▶ _How to complete this task_:
What is needed here is an exact copy of all the data.

══ Supplied entries

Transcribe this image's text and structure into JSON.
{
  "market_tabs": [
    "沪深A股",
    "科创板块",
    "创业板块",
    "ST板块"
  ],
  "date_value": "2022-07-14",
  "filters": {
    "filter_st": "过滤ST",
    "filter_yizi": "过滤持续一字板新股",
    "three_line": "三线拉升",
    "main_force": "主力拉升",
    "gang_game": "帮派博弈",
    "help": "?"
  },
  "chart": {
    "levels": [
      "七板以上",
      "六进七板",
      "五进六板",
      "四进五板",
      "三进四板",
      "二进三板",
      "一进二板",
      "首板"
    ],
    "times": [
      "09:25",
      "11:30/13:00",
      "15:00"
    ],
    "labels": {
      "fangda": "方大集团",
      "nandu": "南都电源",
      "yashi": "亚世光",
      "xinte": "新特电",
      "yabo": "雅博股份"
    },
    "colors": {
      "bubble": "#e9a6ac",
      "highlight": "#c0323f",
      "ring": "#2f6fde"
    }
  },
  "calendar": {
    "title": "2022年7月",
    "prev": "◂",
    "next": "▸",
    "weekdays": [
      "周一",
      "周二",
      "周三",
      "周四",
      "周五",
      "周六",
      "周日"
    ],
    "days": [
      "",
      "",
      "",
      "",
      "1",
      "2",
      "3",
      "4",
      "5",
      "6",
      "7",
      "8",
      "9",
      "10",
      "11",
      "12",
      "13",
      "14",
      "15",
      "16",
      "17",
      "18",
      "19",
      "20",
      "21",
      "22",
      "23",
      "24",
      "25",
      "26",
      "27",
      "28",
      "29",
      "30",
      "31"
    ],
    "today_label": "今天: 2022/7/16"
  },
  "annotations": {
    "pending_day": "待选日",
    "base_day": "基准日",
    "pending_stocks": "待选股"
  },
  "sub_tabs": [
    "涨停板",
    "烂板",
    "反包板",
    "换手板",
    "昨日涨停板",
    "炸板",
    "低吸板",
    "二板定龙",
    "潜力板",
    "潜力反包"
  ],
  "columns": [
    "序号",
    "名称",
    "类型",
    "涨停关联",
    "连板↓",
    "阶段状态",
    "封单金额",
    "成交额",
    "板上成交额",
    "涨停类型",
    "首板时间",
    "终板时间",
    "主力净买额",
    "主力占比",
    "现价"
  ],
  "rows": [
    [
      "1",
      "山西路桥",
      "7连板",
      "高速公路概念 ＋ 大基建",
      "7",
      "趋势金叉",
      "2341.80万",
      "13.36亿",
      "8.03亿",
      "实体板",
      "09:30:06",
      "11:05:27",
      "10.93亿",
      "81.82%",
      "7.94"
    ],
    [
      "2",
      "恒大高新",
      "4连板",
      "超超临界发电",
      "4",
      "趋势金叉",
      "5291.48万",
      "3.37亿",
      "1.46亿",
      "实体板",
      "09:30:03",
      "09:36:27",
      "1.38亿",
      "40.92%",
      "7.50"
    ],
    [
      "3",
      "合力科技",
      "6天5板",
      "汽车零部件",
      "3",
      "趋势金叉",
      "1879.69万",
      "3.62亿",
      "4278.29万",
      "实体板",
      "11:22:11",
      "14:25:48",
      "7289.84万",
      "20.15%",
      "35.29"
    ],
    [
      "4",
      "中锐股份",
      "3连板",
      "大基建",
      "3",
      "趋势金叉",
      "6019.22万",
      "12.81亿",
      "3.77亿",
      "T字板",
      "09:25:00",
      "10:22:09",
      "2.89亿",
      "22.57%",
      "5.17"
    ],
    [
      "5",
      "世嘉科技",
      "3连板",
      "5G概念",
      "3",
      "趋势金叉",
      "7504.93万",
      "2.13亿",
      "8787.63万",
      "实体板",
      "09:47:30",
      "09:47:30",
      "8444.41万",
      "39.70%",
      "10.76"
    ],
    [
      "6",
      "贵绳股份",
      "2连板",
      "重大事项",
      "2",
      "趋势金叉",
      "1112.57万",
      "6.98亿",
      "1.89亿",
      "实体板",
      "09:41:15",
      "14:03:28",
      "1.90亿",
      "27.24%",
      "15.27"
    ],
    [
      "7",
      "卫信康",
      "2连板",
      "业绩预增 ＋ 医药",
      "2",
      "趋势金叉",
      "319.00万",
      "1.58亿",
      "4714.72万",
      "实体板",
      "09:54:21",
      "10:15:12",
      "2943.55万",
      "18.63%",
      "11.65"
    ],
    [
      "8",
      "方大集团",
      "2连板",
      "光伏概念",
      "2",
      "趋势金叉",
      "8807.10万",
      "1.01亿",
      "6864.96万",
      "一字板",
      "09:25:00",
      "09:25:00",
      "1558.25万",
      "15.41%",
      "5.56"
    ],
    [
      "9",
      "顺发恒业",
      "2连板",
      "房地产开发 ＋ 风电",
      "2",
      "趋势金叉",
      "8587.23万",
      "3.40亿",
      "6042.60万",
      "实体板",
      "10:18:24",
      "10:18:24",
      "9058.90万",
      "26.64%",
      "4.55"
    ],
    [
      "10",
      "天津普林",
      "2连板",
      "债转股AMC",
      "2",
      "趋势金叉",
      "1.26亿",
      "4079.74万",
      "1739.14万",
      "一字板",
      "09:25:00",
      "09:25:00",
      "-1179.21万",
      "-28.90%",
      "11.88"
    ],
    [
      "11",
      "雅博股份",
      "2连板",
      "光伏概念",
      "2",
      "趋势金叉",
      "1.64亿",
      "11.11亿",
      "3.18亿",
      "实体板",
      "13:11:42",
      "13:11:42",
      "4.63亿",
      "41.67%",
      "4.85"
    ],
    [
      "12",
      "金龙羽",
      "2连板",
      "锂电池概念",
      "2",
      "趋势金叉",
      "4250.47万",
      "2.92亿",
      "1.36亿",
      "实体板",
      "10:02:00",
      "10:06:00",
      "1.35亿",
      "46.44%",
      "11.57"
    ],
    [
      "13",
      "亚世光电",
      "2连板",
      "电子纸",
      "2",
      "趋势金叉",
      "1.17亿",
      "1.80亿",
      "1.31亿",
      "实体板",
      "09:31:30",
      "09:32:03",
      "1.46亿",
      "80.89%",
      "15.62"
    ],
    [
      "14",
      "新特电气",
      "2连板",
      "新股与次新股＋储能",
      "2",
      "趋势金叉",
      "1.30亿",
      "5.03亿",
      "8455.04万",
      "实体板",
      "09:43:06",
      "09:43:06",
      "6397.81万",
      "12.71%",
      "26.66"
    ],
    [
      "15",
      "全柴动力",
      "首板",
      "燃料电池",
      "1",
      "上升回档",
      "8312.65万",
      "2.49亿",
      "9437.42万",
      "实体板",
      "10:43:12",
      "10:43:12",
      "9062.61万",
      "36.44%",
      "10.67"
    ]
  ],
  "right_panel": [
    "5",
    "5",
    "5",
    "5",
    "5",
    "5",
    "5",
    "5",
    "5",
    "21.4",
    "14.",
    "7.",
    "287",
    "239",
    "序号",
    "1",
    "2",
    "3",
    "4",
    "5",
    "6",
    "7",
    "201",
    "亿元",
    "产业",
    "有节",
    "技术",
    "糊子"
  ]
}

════

▶ _Exercise result_:
Transcribe this image's text and structure into JSON.
{
  "market_tabs": [
    "沪深A股",
    "科创板块",
    "创业板块",
    "ST板块"
  ],
  "date_value": "2022-07-14",
  "filters": {
    "filter_st": "过滤ST",
    "filter_yizi": "过滤持续一字板新股",
    "three_line": "三线拉升",
    "main_force": "主力拉升",
    "gang_game": "帮派博弈",
    "help": "?"
  },
  "chart": {
    "levels": [
      "七板以上",
      "六进七板",
      "五进六板",
      "四进五板",
      "三进四板",
      "二进三板",
      "一进二板",
      "首板"
    ],
    "times": [
      "09:25",
      "11:30/13:00",
      "15:00"
    ],
    "labels": {
      "fangda": "方大集团",
      "nandu": "南都电源",
      "yashi": "亚世光",
      "xinte": "新特电",
      "yabo": "雅博股份"
    },
    "colors": {
      "bubble": "#e9a6ac",
      "highlight": "#c0323f",
      "ring": "#2f6fde"
    }
  },
  "calendar": {
    "title": "2022年7月",
    "prev": "◂",
    "next": "▸",
    "weekdays": [
      "周一",
      "周二",
      "周三",
      "周四",
      "周五",
      "周六",
      "周日"
    ],
    "days": [
      "",
      "",
      "",
      "",
      "1",
      "2",
      "3",
      "4",
      "5",
      "6",
      "7",
      "8",
      "9",
      "10",
      "11",
      "12",
      "13",
      "14",
      "15",
      "16",
      "17",
      "18",
      "19",
      "20",
      "21",
      "22",
      "23",
      "24",
      "25",
      "26",
      "27",
      "28",
      "29",
      "30",
      "31"
    ],
    "today_label": "今天: 2022/7/16"
  },
  "annotations": {
    "pending_day": "待选日",
    "base_day": "基准日",
    "pending_stocks": "待选股"
  },
  "sub_tabs": [
    "涨停板",
    "烂板",
    "反包板",
    "换手板",
    "昨日涨停板",
    "炸板",
    "低吸板",
    "二板定龙",
    "潜力板",
    "潜力反包"
  ],
  "columns": [
    "序号",
    "名称",
    "类型",
    "涨停关联",
    "连板↓",
    "阶段状态",
    "封单金额",
    "成交额",
    "板上成交额",
    "涨停类型",
    "首板时间",
    "终板时间",
    "主力净买额",
    "主力占比",
    "现价"
  ],
  "rows": [
    [
      "1",
      "山西路桥",
      "7连板",
      "高速公路概念 ＋ 大基建",
      "7",
      "趋势金叉",
      "2341.80万",
      "13.36亿",
      "8.03亿",
      "实体板",
      "09:30:06",
      "11:05:27",
      "10.93亿",
      "81.82%",
      "7.94"
    ],
    [
      "2",
      "恒大高新",
      "4连板",
      "超超临界发电",
      "4",
      "趋势金叉",
      "5291.48万",
      "3.37亿",
      "1.46亿",
      "实体板",
      "09:30:03",
      "09:36:27",
      "1.38亿",
      "40.92%",
      "7.50"
    ],
    [
      "3",
      "合力科技",
      "6天5板",
      "汽车零部件",
      "3",
      "趋势金叉",
      "1879.69万",
      "3.62亿",
      "4278.29万",
      "实体板",
      "11:22:11",
      "14:25:48",
      "7289.84万",
      "20.15%",
      "35.29"
    ],
    [
      "4",
      "中锐股份",
      "3连板",
      "大基建",
      "3",
      "趋势金叉",
      "6019.22万",
      "12.81亿",
      "3.77亿",
      "T字板",
      "09:25:00",
      "10:22:09",
      "2.89亿",
      "22.57%",
      "5.17"
    ],
    [
      "5",
      "世嘉科技",
      "3连板",
      "5G概念",
      "3",
      "趋势金叉",
      "7504.93万",
      "2.13亿",
      "8787.63万",
      "实体板",
      "09:47:30",
      "09:47:30",
      "8444.41万",
      "39.70%",
      "10.76"
    ],
    [
      "6",
      "贵绳股份",
      "2连板",
      "重大事项",
      "2",
      "趋势金叉",
      "1112.57万",
      "6.98亿",
      "1.89亿",
      "实体板",
      "09:41:15",
      "14:03:28",
      "1.90亿",
      "27.24%",
      "15.27"
    ],
    [
      "7",
      "卫信康",
      "2连板",
      "业绩预增 ＋ 医药",
      "2",
      "趋势金叉",
      "319.00万",
      "1.58亿",
      "4714.72万",
      "实体板",
      "09:54:21",
      "10:15:12",
      "2943.55万",
      "18.63%",
      "11.65"
    ],
    [
      "8",
      "方大集团",
      "2连板",
      "光伏概念",
      "2",
      "趋势金叉",
      "8807.10万",
      "1.01亿",
      "6864.96万",
      "一字板",
      "09:25:00",
      "09:25:00",
      "1558.25万",
      "15.41%",
      "5.56"
    ],
    [
      "9",
      "顺发恒业",
      "2连板",
      "房地产开发 ＋ 风电",
      "2",
      "趋势金叉",
      "8587.23万",
      "3.40亿",
      "6042.60万",
      "实体板",
      "10:18:24",
      "10:18:24",
      "9058.90万",
      "26.64%",
      "4.55"
    ],
    [
      "10",
      "天津普林",
      "2连板",
      "债转股AMC",
      "2",
      "趋势金叉",
      "1.26亿",
      "4079.74万",
      "1739.14万",
      "一字板",
      "09:25:00",
      "09:25:00",
      "-1179.21万",
      "-28.90%",
      "11.88"
    ],
    [
      "11",
      "雅博股份",
      "2连板",
      "光伏概念",
      "2",
      "趋势金叉",
      "1.64亿",
      "11.11亿",
      "3.18亿",
      "实体板",
      "13:11:42",
      "13:11:42",
      "4.63亿",
      "41.67%",
      "4.85"
    ],
    [
      "12",
      "金龙羽",
      "2连板",
      "锂电池概念",
      "2",
      "趋势金叉",
      "4250.47万",
      "2.92亿",
      "1.36亿",
      "实体板",
      "10:02:00",
      "10:06:00",
      "1.35亿",
      "46.44%",
      "11.57"
    ],
    [
      "13",
      "亚世光电",
      "2连板",
      "电子纸",
      "2",
      "趋势金叉",
      "1.17亿",
      "1.80亿",
      "1.31亿",
      "实体板",
      "09:31:30",
      "09:32:03",
      "1.46亿",
      "80.89%",
      "15.62"
    ],
    [
      "14",
      "新特电气",
      "2连板",
      "新股与次新股＋储能",
      "2",
      "趋势金叉",
      "1.30亿",
      "5.03亿",
      "8455.04万",
      "实体板",
      "09:43:06",
      "09:43:06",
      "6397.81万",
      "12.71%",
      "26.66"
    ],
    [
      "15",
      "全柴动力",
      "首板",
      "燃料电池",
      "1",
      "上升回档",
      "8312.65万",
      "2.49亿",
      "9437.42万",
      "实体板",
      "10:43:12",
      "10:43:12",
      "9062.61万",
      "36.44%",
      "10.67"
    ]
  ],
  "right_panel": [
    "5",
    "5",
    "5",
    "5",
    "5",
    "5",
    "5",
    "5",
    "5",
    "21.4",
    "14.",
    "7.",
    "287",
    "239",
    "序号",
    "1",
    "2",
    "3",
    "4",
    "5",
    "6",
    "7",
    "201",
    "亿元",
    "产业",
    "有节",
    "技术",
    "糊子"
  ]
}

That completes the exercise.